Problem requirements:
Set down each line of the records once more, precisely, and omit the pictures.

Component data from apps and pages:
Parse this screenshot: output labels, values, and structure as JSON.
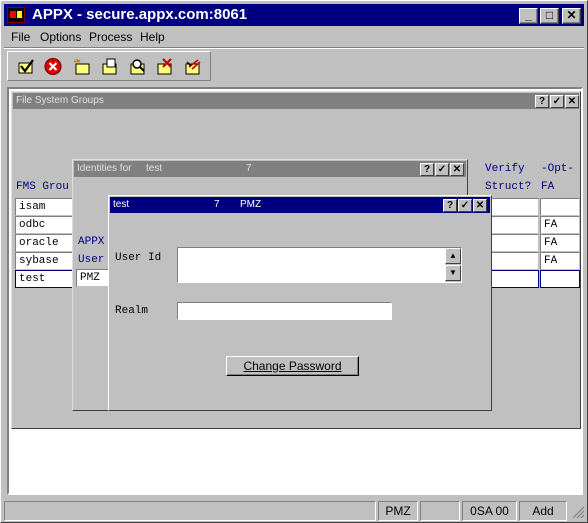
{
  "window": {
    "title": "APPX - secure.appx.com:8061",
    "minimize": "_",
    "maximize": "□",
    "close": "✕"
  },
  "menu": {
    "items": [
      "File",
      "Options",
      "Process",
      "Help"
    ]
  },
  "toolbar": {
    "buttons": [
      "ok-check-icon",
      "cancel-icon",
      "new-record-icon",
      "open-record-icon",
      "find-record-icon",
      "delete-record-icon",
      "clear-record-icon"
    ]
  },
  "fsg": {
    "title": "File System Groups",
    "col1_header": "FMS Grou",
    "col_verify_header_1": "Verify",
    "col_verify_header_2": "Struct?",
    "col_opt_header_1": "-Opt-",
    "col_opt_header_2": "FA",
    "rows": [
      {
        "name": "isam",
        "opt": ""
      },
      {
        "name": "odbc",
        "opt": "FA"
      },
      {
        "name": "oracle",
        "opt": "FA"
      },
      {
        "name": "sybase",
        "opt": "FA"
      },
      {
        "name": "test",
        "opt": ""
      }
    ]
  },
  "identities": {
    "title_prefix": "Identities for",
    "group": "test",
    "number": "7",
    "appx_label": "APPX",
    "user_label": "User",
    "row_value": "PMZ"
  },
  "detail": {
    "title_group": "test",
    "title_number": "7",
    "title_user": "PMZ",
    "user_id_label": "User Id",
    "user_id_value": "",
    "realm_label": "Realm",
    "realm_value": "",
    "change_password": "Change Password"
  },
  "caption_buttons": {
    "help": "?",
    "ok": "✓",
    "close": "✕"
  },
  "statusbar": {
    "user": "PMZ",
    "app": "0SA 00",
    "mode": "Add"
  },
  "colors": {
    "titlebar": "#000080",
    "face": "#c0c0c0",
    "field_header": "#000080"
  }
}
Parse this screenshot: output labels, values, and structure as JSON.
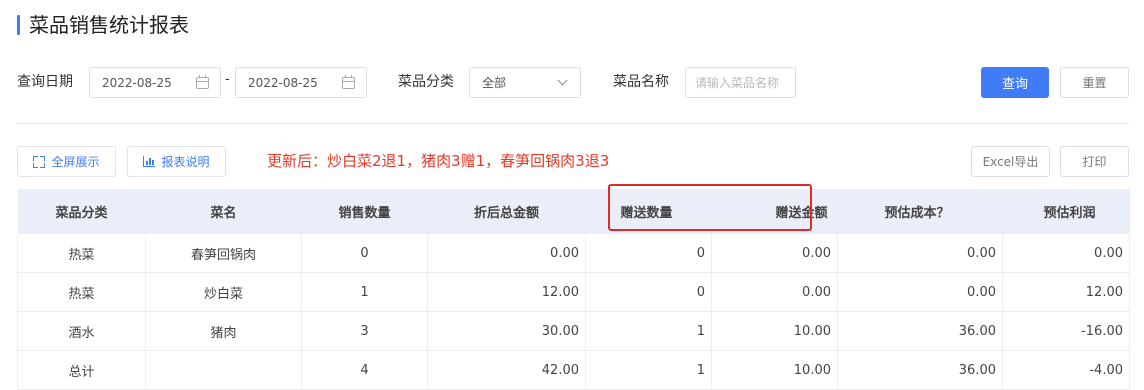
{
  "page": {
    "title": "菜品销售统计报表"
  },
  "filters": {
    "date_label": "查询日期",
    "date_start": "2022-08-25",
    "date_separator": "-",
    "date_end": "2022-08-25",
    "category_label": "菜品分类",
    "category_value": "全部",
    "name_label": "菜品名称",
    "name_placeholder": "请输入菜品名称"
  },
  "actions": {
    "search_label": "查询",
    "reset_label": "重置",
    "fullscreen_label": "全屏展示",
    "report_help_label": "报表说明",
    "excel_export_label": "Excel导出",
    "print_label": "打印"
  },
  "notice": "更新后：炒白菜2退1，猪肉3赠1，春笋回锅肉3退3",
  "table": {
    "headers": [
      "菜品分类",
      "菜名",
      "销售数量",
      "折后总金额",
      "赠送数量",
      "赠送金额",
      "预估成本？",
      "预估利润"
    ],
    "rows": [
      [
        "热菜",
        "春笋回锅肉",
        "0",
        "0.00",
        "0",
        "0.00",
        "0.00",
        "0.00"
      ],
      [
        "热菜",
        "炒白菜",
        "1",
        "12.00",
        "0",
        "0.00",
        "0.00",
        "12.00"
      ],
      [
        "酒水",
        "猪肉",
        "3",
        "30.00",
        "1",
        "10.00",
        "36.00",
        "-16.00"
      ],
      [
        "总计",
        "",
        "4",
        "42.00",
        "1",
        "10.00",
        "36.00",
        "-4.00"
      ]
    ]
  },
  "colors": {
    "primary": "#3f7cf5",
    "notice": "#e23b2a",
    "highlight_box": "#e02a2a",
    "table_header_bg": "#e9eef8"
  }
}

Answer to this task:
Parse this screenshot: output labels, values, and structure as JSON.
{
  "window": {
    "title": "APPX - secure.appx.com:8061",
    "minimize": "_",
    "maximize": "□",
    "close": "✕"
  },
  "menu": {
    "items": [
      "File",
      "Options",
      "Process",
      "Help"
    ]
  },
  "toolbar": {
    "buttons": [
      "ok-check-icon",
      "cancel-icon",
      "new-record-icon",
      "open-record-icon",
      "find-record-icon",
      "delete-record-icon",
      "clear-record-icon"
    ]
  },
  "fsg": {
    "title": "File System Groups",
    "col1_header": "FMS Grou",
    "col_verify_header_1": "Verify",
    "col_verify_header_2": "Struct?",
    "col_opt_header_1": "-Opt-",
    "col_opt_header_2": "FA",
    "rows": [
      {
        "name": "isam",
        "opt": ""
      },
      {
        "name": "odbc",
        "opt": "FA"
      },
      {
        "name": "oracle",
        "opt": "FA"
      },
      {
        "name": "sybase",
        "opt": "FA"
      },
      {
        "name": "test",
        "opt": ""
      }
    ]
  },
  "identities": {
    "title_prefix": "Identities for",
    "group": "test",
    "number": "7",
    "appx_label": "APPX",
    "user_label": "User",
    "row_value": "PMZ"
  },
  "detail": {
    "title_group": "test",
    "title_number": "7",
    "title_user": "PMZ",
    "user_id_label": "User Id",
    "user_id_value": "",
    "realm_label": "Realm",
    "realm_value": "",
    "change_password": "Change Password"
  },
  "caption_buttons": {
    "help": "?",
    "ok": "✓",
    "close": "✕"
  },
  "statusbar": {
    "user": "PMZ",
    "app": "0SA 00",
    "mode": "Add"
  },
  "colors": {
    "titlebar": "#000080",
    "face": "#c0c0c0",
    "field_header": "#000080"
  }
}
Parse this screenshot: output labels, values, and structure as JSON.
{
  "page": {
    "title": "菜品销售统计报表"
  },
  "filters": {
    "date_label": "查询日期",
    "date_start": "2022-08-25",
    "date_separator": "-",
    "date_end": "2022-08-25",
    "category_label": "菜品分类",
    "category_value": "全部",
    "name_label": "菜品名称",
    "name_placeholder": "请输入菜品名称"
  },
  "actions": {
    "search_label": "查询",
    "reset_label": "重置",
    "fullscreen_label": "全屏展示",
    "report_help_label": "报表说明",
    "excel_export_label": "Excel导出",
    "print_label": "打印"
  },
  "notice": "更新后：炒白菜2退1，猪肉3赠1，春笋回锅肉3退3",
  "table": {
    "headers": [
      "菜品分类",
      "菜名",
      "销售数量",
      "折后总金额",
      "赠送数量",
      "赠送金额",
      "预估成本？",
      "预估利润"
    ],
    "rows": [
      [
        "热菜",
        "春笋回锅肉",
        "0",
        "0.00",
        "0",
        "0.00",
        "0.00",
        "0.00"
      ],
      [
        "热菜",
        "炒白菜",
        "1",
        "12.00",
        "0",
        "0.00",
        "0.00",
        "12.00"
      ],
      [
        "酒水",
        "猪肉",
        "3",
        "30.00",
        "1",
        "10.00",
        "36.00",
        "-16.00"
      ],
      [
        "总计",
        "",
        "4",
        "42.00",
        "1",
        "10.00",
        "36.00",
        "-4.00"
      ]
    ]
  },
  "colors": {
    "primary": "#3f7cf5",
    "notice": "#e23b2a",
    "highlight_box": "#e02a2a",
    "table_header_bg": "#e9eef8"
  }
}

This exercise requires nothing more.